How long will it take for my grass to germinate?

Your grass can take as little as five days or as long as 30 days to germinate depending on the type of grass. You can consult this table to find out how long you’ll have to wait for each grass type to sprout:

Grass Type    Germination Rate
Bahiagrass7 – 21 days
Bermudagrass10 – 30 days
Centipedegrass14 – 21 days
Fine Fescue7 – 14 days
Kentucky Bluegrass14 – 30 days
Perennial Ryegrass5 – 10 days
Tall Fescue10 – 14 days
Zoysiagrass14 – 21 days

If you want turf that grows fast, then consider planting perennial ryegrass, fine fescue, and bahiagrass.

How do you overseed a lawn?

The process of overseeding your lawn is quite similar to that of planting grass seed. After all, the end process is growing new grass from seed. The only difference is that you’re just spreading seed on bare spots on an existing lawn. Here’s how to overseed your lawn:

  1. Mow your grass very short, about 1 ½ to 2 inches.
  2. Prepare your soil by dethatching, aerating, and fertilizing if needed.
  3. Spread the seed.
  4. Water your lawn and keep the new grass moist.

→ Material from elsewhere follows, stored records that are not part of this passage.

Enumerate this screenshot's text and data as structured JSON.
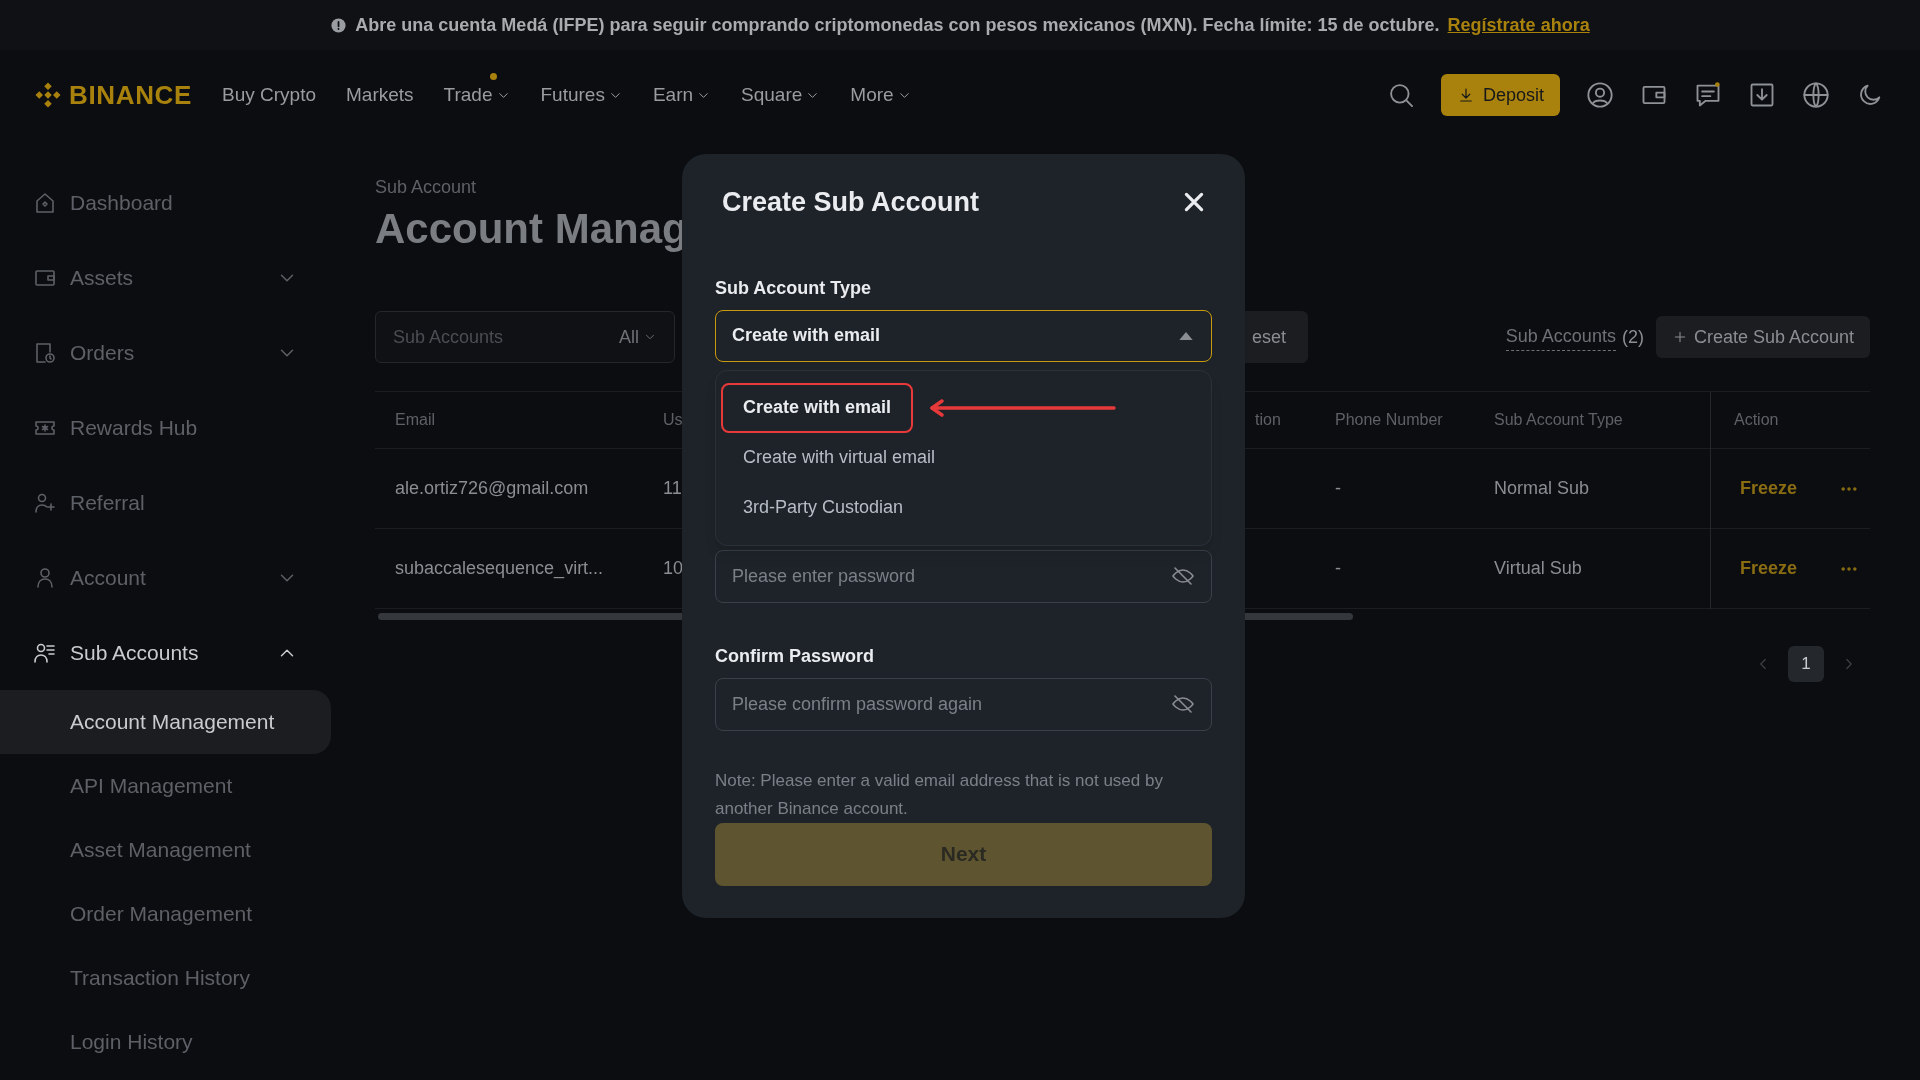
{
  "banner": {
    "text": "Abre una cuenta Medá (IFPE) para seguir comprando criptomonedas con pesos mexicanos (MXN). Fecha límite: 15 de octubre.",
    "link": "Regístrate ahora"
  },
  "nav": {
    "logo": "BINANCE",
    "items": [
      {
        "label": "Buy Crypto",
        "dropdown": false,
        "dot": false
      },
      {
        "label": "Markets",
        "dropdown": false,
        "dot": false
      },
      {
        "label": "Trade",
        "dropdown": true,
        "dot": true
      },
      {
        "label": "Futures",
        "dropdown": true,
        "dot": false
      },
      {
        "label": "Earn",
        "dropdown": true,
        "dot": false
      },
      {
        "label": "Square",
        "dropdown": true,
        "dot": false
      },
      {
        "label": "More",
        "dropdown": true,
        "dot": false
      }
    ],
    "deposit": "Deposit"
  },
  "sidebar": {
    "items": [
      {
        "label": "Dashboard",
        "kind": "link",
        "selected": false
      },
      {
        "label": "Assets",
        "kind": "group",
        "selected": false,
        "expanded": false
      },
      {
        "label": "Orders",
        "kind": "group",
        "selected": false,
        "expanded": false
      },
      {
        "label": "Rewards Hub",
        "kind": "link",
        "selected": false
      },
      {
        "label": "Referral",
        "kind": "link",
        "selected": false
      },
      {
        "label": "Account",
        "kind": "group",
        "selected": false,
        "expanded": false
      },
      {
        "label": "Sub Accounts",
        "kind": "group",
        "selected": true,
        "expanded": true,
        "children": [
          {
            "label": "Account Management",
            "selected": true
          },
          {
            "label": "API Management",
            "selected": false
          },
          {
            "label": "Asset Management",
            "selected": false
          },
          {
            "label": "Order Management",
            "selected": false
          },
          {
            "label": "Transaction History",
            "selected": false
          },
          {
            "label": "Login History",
            "selected": false
          }
        ]
      }
    ]
  },
  "page": {
    "breadcrumb": "Sub Account",
    "title": "Account Manag",
    "filter": {
      "placeholder": "Sub Accounts",
      "select": "All",
      "reset_button": "eset"
    },
    "sub_accounts_link": "Sub Accounts",
    "count": "(2)",
    "create_button": "Create Sub Account"
  },
  "table": {
    "columns": [
      "Email",
      "Us",
      "tion",
      "Phone Number",
      "Sub Account Type",
      "Action"
    ],
    "rows": [
      {
        "email": "ale.ortiz726@gmail.com",
        "column_2": "11",
        "phone": "-",
        "type": "Normal Sub",
        "action": "Freeze"
      },
      {
        "email": "subaccalesequence_virt...",
        "column_2": "10",
        "phone": "-",
        "type": "Virtual Sub",
        "action": "Freeze"
      }
    ]
  },
  "pagination": {
    "pages": [
      {
        "label": "1",
        "selected": true
      }
    ]
  },
  "modal": {
    "title": "Create Sub Account",
    "type_label": "Sub Account Type",
    "type_value": "Create with email",
    "expanded": true,
    "options": [
      {
        "label": "Create with email",
        "selected": true,
        "annotated": true
      },
      {
        "label": "Create with virtual email",
        "selected": false,
        "annotated": false
      },
      {
        "label": "3rd-Party Custodian",
        "selected": false,
        "annotated": false
      }
    ],
    "password_placeholder": "Please enter password",
    "confirm_label": "Confirm Password",
    "confirm_placeholder": "Please confirm password again",
    "note": "Note: Please enter a valid email address that is not used by another Binance account.",
    "next": "Next"
  }
}
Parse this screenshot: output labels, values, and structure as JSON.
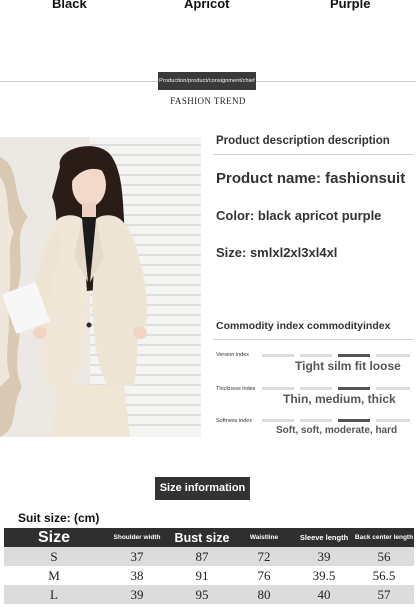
{
  "colors_row": [
    "Black",
    "Apricot",
    "Purple"
  ],
  "banner": {
    "text": "Production/product/consignment/chief",
    "subtitle": "FASHION TREND"
  },
  "description": {
    "heading": "Product description description",
    "product_name": "Product name: fashionsuit",
    "color": "Color: black apricot purple",
    "size": "Size: smlxl2xl3xl4xl"
  },
  "commodity": {
    "heading": "Commodity index commodityindex",
    "version": {
      "label": "Version index",
      "values": "Tight silm fit loose",
      "active_index": 2
    },
    "thickness": {
      "label": "Thickness index",
      "values": "Thin, medium, thick",
      "active_index": 2
    },
    "softness": {
      "label": "Softness index",
      "values": "Soft, soft, moderate, hard",
      "active_index": 2
    }
  },
  "size_info_button": "Size information",
  "suit_size_label": "Suit size: (cm)",
  "table": {
    "headers": [
      "Size",
      "Shoulder width",
      "Bust size",
      "Waistline",
      "Sleeve length",
      "Back center length"
    ],
    "rows": [
      [
        "S",
        "37",
        "87",
        "72",
        "39",
        "56"
      ],
      [
        "M",
        "38",
        "91",
        "76",
        "39.5",
        "56.5"
      ],
      [
        "L",
        "39",
        "95",
        "80",
        "40",
        "57"
      ]
    ]
  },
  "palette": {
    "dark": "#333333",
    "row_gray": "#dcdcdc",
    "apricot": "#efe6d6"
  }
}
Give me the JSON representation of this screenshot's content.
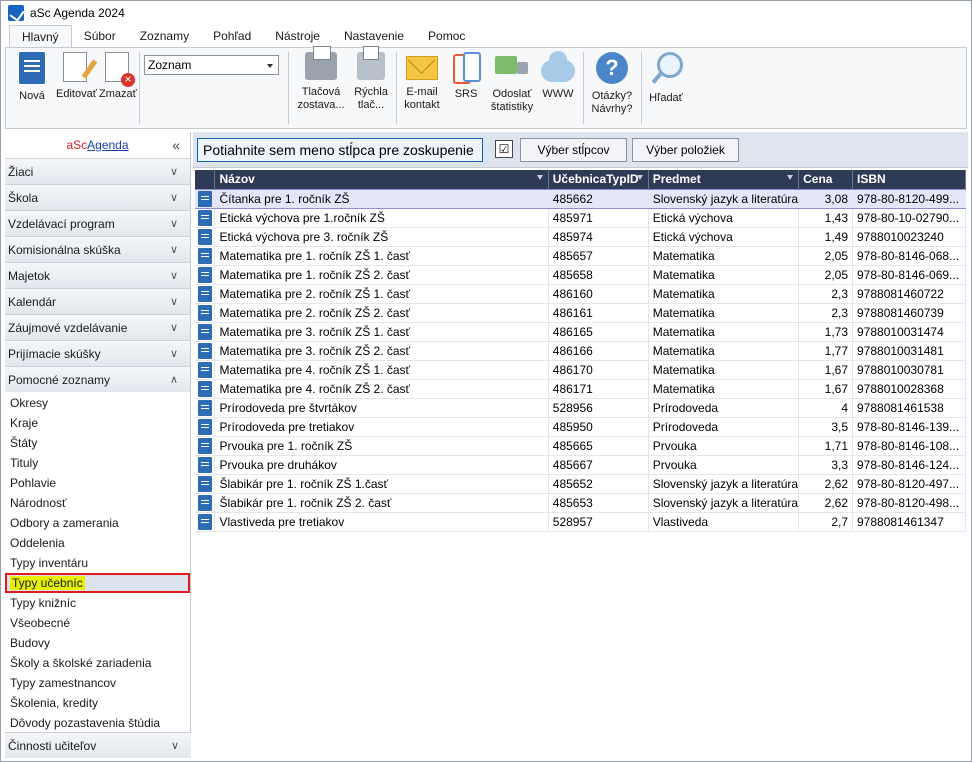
{
  "window": {
    "title": "aSc Agenda 2024"
  },
  "menu_tabs": [
    "Hlavný",
    "Súbor",
    "Zoznamy",
    "Pohľad",
    "Nástroje",
    "Nastavenie",
    "Pomoc"
  ],
  "ribbon": {
    "nova": "Nová",
    "editovat": "Editovať",
    "zmazat": "Zmazať",
    "list_combo": "Zoznam",
    "print_line1": "Tlačová",
    "print_line2": "zostava...",
    "quick_print_line1": "Rýchla",
    "quick_print_line2": "tlač...",
    "email_line1": "E-mail",
    "email_line2": "kontakt",
    "srs": "SRS",
    "send_stats_line1": "Odoslať",
    "send_stats_line2": "štatistiky",
    "www": "WWW",
    "questions_line1": "Otázky?",
    "questions_line2": "Návrhy?",
    "search": "Hľadať"
  },
  "sidebar": {
    "brand_a": "aSc",
    "brand_b": "Agenda",
    "collapse_glyph": "«",
    "groups": [
      "Žiaci",
      "Škola",
      "Vzdelávací program",
      "Komisionálna skúška",
      "Majetok",
      "Kalendár",
      "Záujmové vzdelávanie",
      "Prijímacie skúšky",
      "Pomocné zoznamy"
    ],
    "items": [
      "Okresy",
      "Kraje",
      "Štáty",
      "Tituly",
      "Pohlavie",
      "Národnosť",
      "Odbory a zamerania",
      "Oddelenia",
      "Typy inventáru",
      "Typy učebníc",
      "Typy knižníc",
      "Všeobecné",
      "Budovy",
      "Školy a školské zariadenia",
      "Typy zamestnancov",
      "Školenia, kredity",
      "Dôvody pozastavenia štúdia"
    ],
    "bottom_group": "Činnosti učiteľov"
  },
  "grid": {
    "group_hint": "Potiahnite sem meno stĺpca pre zoskupenie",
    "checkbox_glyph": "☑",
    "choose_columns": "Výber stĺpcov",
    "choose_items": "Výber položiek",
    "columns": [
      "Názov",
      "UčebnicaTypID",
      "Predmet",
      "Cena",
      "ISBN"
    ],
    "rows": [
      [
        "Čítanka pre 1. ročník ZŠ",
        "485662",
        "Slovenský jazyk a literatúra",
        "3,08",
        "978-80-8120-499..."
      ],
      [
        "Etická  výchova pre 1.ročník ZŠ",
        "485971",
        "Etická výchova",
        "1,43",
        "978-80-10-02790..."
      ],
      [
        "Etická výchova pre 3. ročník ZŠ",
        "485974",
        "Etická výchova",
        "1,49",
        "9788010023240"
      ],
      [
        "Matematika pre 1. ročník ZŠ 1. časť",
        "485657",
        "Matematika",
        "2,05",
        "978-80-8146-068..."
      ],
      [
        "Matematika pre 1. ročník ZŠ 2. časť",
        "485658",
        "Matematika",
        "2,05",
        "978-80-8146-069..."
      ],
      [
        "Matematika pre 2. ročník ZŠ 1. časť",
        "486160",
        "Matematika",
        "2,3",
        "9788081460722"
      ],
      [
        "Matematika pre 2. ročník ZŠ 2. časť",
        "486161",
        "Matematika",
        "2,3",
        "9788081460739"
      ],
      [
        "Matematika pre 3. ročník ZŠ 1. časť",
        "486165",
        "Matematika",
        "1,73",
        "9788010031474"
      ],
      [
        "Matematika pre 3. ročník ZŠ 2. časť",
        "486166",
        "Matematika",
        "1,77",
        "9788010031481"
      ],
      [
        "Matematika pre 4. ročník ZŠ 1. časť",
        "486170",
        "Matematika",
        "1,67",
        "9788010030781"
      ],
      [
        "Matematika pre 4. ročník ZŠ 2. časť",
        "486171",
        "Matematika",
        "1,67",
        "9788010028368"
      ],
      [
        "Prírodoveda pre štvrtákov",
        "528956",
        "Prírodoveda",
        "4",
        "9788081461538"
      ],
      [
        "Prírodoveda pre tretiakov",
        "485950",
        "Prírodoveda",
        "3,5",
        "978-80-8146-139..."
      ],
      [
        "Prvouka pre 1. ročník ZŠ",
        "485665",
        "Prvouka",
        "1,71",
        "978-80-8146-108..."
      ],
      [
        "Prvouka pre druhákov",
        "485667",
        "Prvouka",
        "3,3",
        "978-80-8146-124..."
      ],
      [
        "Šlabikár pre 1. ročník ZŠ 1.časť",
        "485652",
        "Slovenský jazyk a literatúra",
        "2,62",
        "978-80-8120-497..."
      ],
      [
        "Šlabikár pre 1. ročník ZŠ 2. časť",
        "485653",
        "Slovenský jazyk a literatúra",
        "2,62",
        "978-80-8120-498..."
      ],
      [
        "Vlastiveda pre tretiakov",
        "528957",
        "Vlastiveda",
        "2,7",
        "9788081461347"
      ]
    ]
  }
}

Hire a Pro to Grow a New Lawn

Are you ready to grow a green lawn? Be sure to plant your grass seeds at the right time and you’ll be on the right track. However, that’s only the first step toward a lush lawn. You also have to take good care of it, especially during the first few months of your new lawn’s life. Neglect – especially when it comes to watering – can kill your grass before it has even sprouted.

If you don’t have the time and energy to spend on taking care of a new lawn – or even an established lawn, for that matter – then consider hiring a professional lawn care service. Don’t know where to hire a pro? Lawn Love can connect you with lawn care pros in your area who can do the seeding, mowing, and general lawn maintenance for you.

Main Photo Credit: schulzie | Canva Pro | License

Janine Caayao

Janine Caayao has always been fascinated with growing plants, from fruits and veggies to bonsai trees and orchids. Now, she’s interested in urban gardening with her family. She loves finding new tips and tricks to keep their plants thriving.